UEFA president Aleksander Ceferin will not be re-elected for a record-breaking fourth term because he has confirmed he will step down in three years’ time. The announcement was made despite a UEFA vote to change its rule to allow the Slovenian to stand and prolong his tenure.
The vote approved the 56-year-old to run again and potentially remain in his role until 2031. No UEFA president has ever served for more than 10 years, and Ceferin is already due to surpass that mark when his current tenure ends in 2027.
The incumbent will now however leave European football’s governing body then after confirming his exit. England’s Football Association were among the small minority of domestic bodies to vote against Ceferin being permitted to be re-elected.
“I decided around six months that I am not planning to run in 2027,” Ceferin confirmed on Thursday. “The reason is that after some time every organisation needs fresh blood, but mainly because I was away from my family for seven years now.
“I intentionally didn’t want to disclose my thoughts before, because firstly, I wanted to see the real face of some people and I saw it. I have a beautiful life in football, I have a beautiful life outside of football as well.”
It was previously prohibited for a UEFA president to stand for more than three terms. Yet 49 of the 55 UEFA associations voted in favour of a motion to change the rules so that he could remain in the position.
Officially, the motion was to ignore Ceferin’s partial first term in charge, which arose after Michel Platini and interim successor Angel Maria Villar were ousted. Platini stepped down in May 2016 after being banned by FIFA.
Mark Bullingham, chief executive of the FA, was among those six to oppose the change at the UEFA Congress in Paris on Thursday.

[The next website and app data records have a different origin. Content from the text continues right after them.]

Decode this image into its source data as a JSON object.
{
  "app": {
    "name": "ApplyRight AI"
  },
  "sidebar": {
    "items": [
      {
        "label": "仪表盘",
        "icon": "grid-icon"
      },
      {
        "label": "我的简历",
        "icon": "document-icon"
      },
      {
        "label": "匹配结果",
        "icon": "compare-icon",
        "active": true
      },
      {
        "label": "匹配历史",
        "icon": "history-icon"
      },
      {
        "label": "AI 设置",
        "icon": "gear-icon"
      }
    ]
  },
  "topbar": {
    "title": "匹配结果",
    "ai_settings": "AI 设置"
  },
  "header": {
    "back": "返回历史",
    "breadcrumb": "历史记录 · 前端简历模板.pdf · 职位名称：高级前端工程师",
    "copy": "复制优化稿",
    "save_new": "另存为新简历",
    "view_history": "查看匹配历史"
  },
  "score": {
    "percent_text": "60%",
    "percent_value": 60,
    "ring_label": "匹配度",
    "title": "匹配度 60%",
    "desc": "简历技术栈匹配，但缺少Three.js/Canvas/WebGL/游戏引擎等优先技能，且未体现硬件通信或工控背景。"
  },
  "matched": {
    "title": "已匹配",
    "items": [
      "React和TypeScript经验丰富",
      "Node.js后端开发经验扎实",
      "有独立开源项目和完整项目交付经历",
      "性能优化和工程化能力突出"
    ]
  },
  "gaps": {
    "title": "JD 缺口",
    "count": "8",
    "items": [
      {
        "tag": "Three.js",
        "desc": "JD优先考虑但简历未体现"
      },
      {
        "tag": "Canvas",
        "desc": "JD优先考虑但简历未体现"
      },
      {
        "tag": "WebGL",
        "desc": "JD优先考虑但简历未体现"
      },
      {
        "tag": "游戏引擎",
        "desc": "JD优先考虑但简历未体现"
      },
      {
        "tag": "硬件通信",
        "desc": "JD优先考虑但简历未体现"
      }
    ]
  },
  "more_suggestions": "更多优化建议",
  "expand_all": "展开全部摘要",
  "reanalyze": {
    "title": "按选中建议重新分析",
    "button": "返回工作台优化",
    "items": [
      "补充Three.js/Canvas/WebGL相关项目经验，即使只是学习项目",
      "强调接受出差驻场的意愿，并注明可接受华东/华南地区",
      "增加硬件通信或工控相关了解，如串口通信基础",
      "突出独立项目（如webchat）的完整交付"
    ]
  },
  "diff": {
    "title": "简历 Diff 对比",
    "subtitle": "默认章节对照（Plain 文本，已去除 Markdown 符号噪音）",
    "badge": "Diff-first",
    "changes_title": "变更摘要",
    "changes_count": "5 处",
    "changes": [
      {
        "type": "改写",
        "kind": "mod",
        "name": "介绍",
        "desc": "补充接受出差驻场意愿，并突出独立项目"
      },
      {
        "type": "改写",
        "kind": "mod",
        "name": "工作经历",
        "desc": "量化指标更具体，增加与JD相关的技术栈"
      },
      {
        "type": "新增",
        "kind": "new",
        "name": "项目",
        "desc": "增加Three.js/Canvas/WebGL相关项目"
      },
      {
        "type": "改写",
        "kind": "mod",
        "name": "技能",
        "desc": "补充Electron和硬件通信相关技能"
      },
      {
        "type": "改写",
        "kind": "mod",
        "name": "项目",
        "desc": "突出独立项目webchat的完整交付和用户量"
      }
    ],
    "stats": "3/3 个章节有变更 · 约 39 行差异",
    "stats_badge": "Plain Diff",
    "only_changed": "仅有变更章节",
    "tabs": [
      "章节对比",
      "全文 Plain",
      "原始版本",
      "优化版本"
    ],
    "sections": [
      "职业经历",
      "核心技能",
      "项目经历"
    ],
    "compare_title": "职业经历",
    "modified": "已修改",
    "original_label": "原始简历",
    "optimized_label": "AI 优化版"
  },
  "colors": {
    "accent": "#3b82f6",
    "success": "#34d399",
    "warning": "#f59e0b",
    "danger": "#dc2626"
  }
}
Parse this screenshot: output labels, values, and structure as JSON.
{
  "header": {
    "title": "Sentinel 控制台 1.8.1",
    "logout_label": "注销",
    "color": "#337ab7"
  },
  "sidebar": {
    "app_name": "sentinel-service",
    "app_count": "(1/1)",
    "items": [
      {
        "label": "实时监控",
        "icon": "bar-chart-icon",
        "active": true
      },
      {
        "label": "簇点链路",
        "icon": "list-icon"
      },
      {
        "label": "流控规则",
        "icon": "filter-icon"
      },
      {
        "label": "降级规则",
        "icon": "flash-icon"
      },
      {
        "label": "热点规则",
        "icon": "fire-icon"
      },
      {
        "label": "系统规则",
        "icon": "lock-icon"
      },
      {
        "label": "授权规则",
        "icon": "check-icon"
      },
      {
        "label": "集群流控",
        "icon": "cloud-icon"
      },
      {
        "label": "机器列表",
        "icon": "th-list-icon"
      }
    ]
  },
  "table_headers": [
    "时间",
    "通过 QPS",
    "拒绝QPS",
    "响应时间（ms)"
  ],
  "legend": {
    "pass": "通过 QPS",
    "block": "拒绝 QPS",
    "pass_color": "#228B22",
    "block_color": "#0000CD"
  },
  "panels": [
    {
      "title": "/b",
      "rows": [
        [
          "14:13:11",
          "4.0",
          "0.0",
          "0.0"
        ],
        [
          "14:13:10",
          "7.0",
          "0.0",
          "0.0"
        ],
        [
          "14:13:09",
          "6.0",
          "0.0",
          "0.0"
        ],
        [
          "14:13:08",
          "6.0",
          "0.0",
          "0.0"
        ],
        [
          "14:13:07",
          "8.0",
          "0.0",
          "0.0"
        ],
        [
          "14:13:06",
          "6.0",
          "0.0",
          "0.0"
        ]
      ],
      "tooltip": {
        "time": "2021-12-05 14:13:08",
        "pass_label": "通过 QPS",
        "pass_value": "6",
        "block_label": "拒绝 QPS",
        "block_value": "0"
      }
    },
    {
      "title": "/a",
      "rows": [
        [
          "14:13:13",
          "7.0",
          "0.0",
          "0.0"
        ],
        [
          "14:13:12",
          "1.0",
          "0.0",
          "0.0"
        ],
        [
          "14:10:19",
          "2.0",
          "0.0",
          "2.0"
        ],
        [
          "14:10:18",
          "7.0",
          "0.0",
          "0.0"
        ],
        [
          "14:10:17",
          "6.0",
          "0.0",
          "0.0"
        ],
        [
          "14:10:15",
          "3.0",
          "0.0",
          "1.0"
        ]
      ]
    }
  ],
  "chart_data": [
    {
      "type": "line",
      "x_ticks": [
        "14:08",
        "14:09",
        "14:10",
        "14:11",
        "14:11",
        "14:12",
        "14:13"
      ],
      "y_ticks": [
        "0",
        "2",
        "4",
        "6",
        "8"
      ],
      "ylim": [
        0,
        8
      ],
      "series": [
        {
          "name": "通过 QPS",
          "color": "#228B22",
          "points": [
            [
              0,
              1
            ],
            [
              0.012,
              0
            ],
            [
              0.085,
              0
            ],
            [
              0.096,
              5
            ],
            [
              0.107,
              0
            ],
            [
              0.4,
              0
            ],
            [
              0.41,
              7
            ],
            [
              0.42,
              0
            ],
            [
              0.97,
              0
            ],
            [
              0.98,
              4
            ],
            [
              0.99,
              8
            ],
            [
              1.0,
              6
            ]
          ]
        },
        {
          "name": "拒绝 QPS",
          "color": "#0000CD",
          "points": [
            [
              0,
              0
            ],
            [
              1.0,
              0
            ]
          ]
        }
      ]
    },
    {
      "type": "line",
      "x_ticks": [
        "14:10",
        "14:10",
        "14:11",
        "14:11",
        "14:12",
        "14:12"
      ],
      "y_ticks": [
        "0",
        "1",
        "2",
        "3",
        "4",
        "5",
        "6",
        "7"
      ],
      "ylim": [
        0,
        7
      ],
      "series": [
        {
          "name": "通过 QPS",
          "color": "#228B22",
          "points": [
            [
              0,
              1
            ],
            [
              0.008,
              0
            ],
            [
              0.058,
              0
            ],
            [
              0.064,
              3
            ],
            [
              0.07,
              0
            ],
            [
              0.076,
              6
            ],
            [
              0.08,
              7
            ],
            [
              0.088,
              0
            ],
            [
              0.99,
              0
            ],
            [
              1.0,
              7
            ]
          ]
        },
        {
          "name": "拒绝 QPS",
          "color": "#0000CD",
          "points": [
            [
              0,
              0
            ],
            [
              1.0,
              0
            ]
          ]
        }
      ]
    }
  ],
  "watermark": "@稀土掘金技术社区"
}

The FA said: “We requested and voted for the statute changes to be tabled separately, but this was not supported by a sufficient majority and we respect that.